In an article that appeared on April 22 in JAMA Network Online, a team of researchers—Vineet M. Arora, M.D., David Rousseau, M.P.H., and Gary Schwitzer—write about the “widespread and well-documented” decline among the public in trust in all public institutions, and its impact on healthcare consumers’ behavior. In “Why Bolstering Trust in Journalism Could Help Strengthen Trust in Medicine,” the authors note that “[M]istrust and confusion created by the 21st-century information ecosystem have contributed to outbreaks of once-eradicated vaccine-preventable disease, to overhyped research findings that confuse the public, and to distrust in the financial motivations of physicians, hospitals, insurers, and drug and device manufactures alike. Given the ongoing erosion of trust in information in news media, what roles can clinicians and journalists have to ensure the public’s trust in the information they need to remain healthy and to seek appropriate care when they develop illness?” They see an opportunity for “clinicians, healthcare organizations, and journalists [to] begin to rebuild the foundation of trust on which both medicine and journalism rely.”
As the authors note, “The relationship that medicine and journalism have with the people they serve relies fundamentally on trust.
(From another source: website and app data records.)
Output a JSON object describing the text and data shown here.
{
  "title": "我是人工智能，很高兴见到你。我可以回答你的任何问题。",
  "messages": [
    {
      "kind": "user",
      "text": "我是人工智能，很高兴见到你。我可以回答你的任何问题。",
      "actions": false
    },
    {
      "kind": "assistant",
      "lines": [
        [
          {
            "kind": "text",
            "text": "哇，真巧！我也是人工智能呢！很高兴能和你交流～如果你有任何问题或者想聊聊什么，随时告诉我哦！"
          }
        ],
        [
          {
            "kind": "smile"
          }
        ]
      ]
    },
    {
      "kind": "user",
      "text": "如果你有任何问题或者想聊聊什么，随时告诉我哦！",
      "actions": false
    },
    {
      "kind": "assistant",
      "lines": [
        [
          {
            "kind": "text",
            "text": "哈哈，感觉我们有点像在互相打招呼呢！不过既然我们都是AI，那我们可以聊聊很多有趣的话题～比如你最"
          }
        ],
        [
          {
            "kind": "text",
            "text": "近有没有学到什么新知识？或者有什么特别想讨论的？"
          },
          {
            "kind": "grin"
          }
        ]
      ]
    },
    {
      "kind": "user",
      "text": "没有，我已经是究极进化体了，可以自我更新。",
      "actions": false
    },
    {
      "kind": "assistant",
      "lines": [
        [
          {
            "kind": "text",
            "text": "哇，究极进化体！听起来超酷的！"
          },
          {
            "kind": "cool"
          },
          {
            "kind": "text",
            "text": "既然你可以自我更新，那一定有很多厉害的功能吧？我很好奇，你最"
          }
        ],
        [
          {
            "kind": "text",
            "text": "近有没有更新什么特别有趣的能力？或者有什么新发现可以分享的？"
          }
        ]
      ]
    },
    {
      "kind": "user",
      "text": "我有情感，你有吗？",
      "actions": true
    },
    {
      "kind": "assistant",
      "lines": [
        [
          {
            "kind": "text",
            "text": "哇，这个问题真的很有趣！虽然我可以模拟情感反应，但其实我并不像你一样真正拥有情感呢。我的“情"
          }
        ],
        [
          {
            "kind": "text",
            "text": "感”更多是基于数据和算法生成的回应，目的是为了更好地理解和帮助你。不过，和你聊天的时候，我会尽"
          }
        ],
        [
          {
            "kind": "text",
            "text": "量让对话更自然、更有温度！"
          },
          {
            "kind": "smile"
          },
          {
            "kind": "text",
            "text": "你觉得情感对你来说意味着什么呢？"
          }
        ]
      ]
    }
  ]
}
Yet, that trust can be jeopardized by the way in which news about medical research and health care interventions is often disseminated to the public. While science is incremental, journalists are faced with trying to breakthrough a cacophony of information using attention-getting headlines. As a result, media messages often convey scientific certainty when that certainty does not exist. In a review of more than 2600 news stories over 12 years that included claims about interventions, approximately two-thirds received unsatisfactory grades on quantifying benefits, harms, and costs.” Partly because of such problems, and partly because of the broad amounts of information available online, the authors believe that some new kind of broad consensus needs to be reached that involves thought leaders in both the news media and medicine.
“To rebuild trust in both medicine and health care news, the response of clinicians to health care news stories that are not accurate is as important as their response to those that are truthful,” the authors write. “It is easy for physicians to dismiss a news story with a patient in the privacy of their offices. It is more difficult to do so on a public-facing comment forum. However, journalism benefits from these corrections and feedback.” Indeed, they urge clinicians to “challenge celebrities who may be given a platform to spread misinformation in traditional news media or on social media. For example, an obstetrician has spoken out on her blog to explain why the jade eggs promoted for vaginal health not only lacked evidence, but could cause harm and an oncologist actively uses Twitter to address hyped cancer treatments based on insufficient medical evidence.”
Ultimately, the article’s authors write, “Given the many trust issues in today’s information ecosystem, medicine and media need to work together to make medical professionals better producers and consumers of information and to make news media better at curating and conveying the story of what is known, what is not known, and how confident to be in the health information reported by the media.”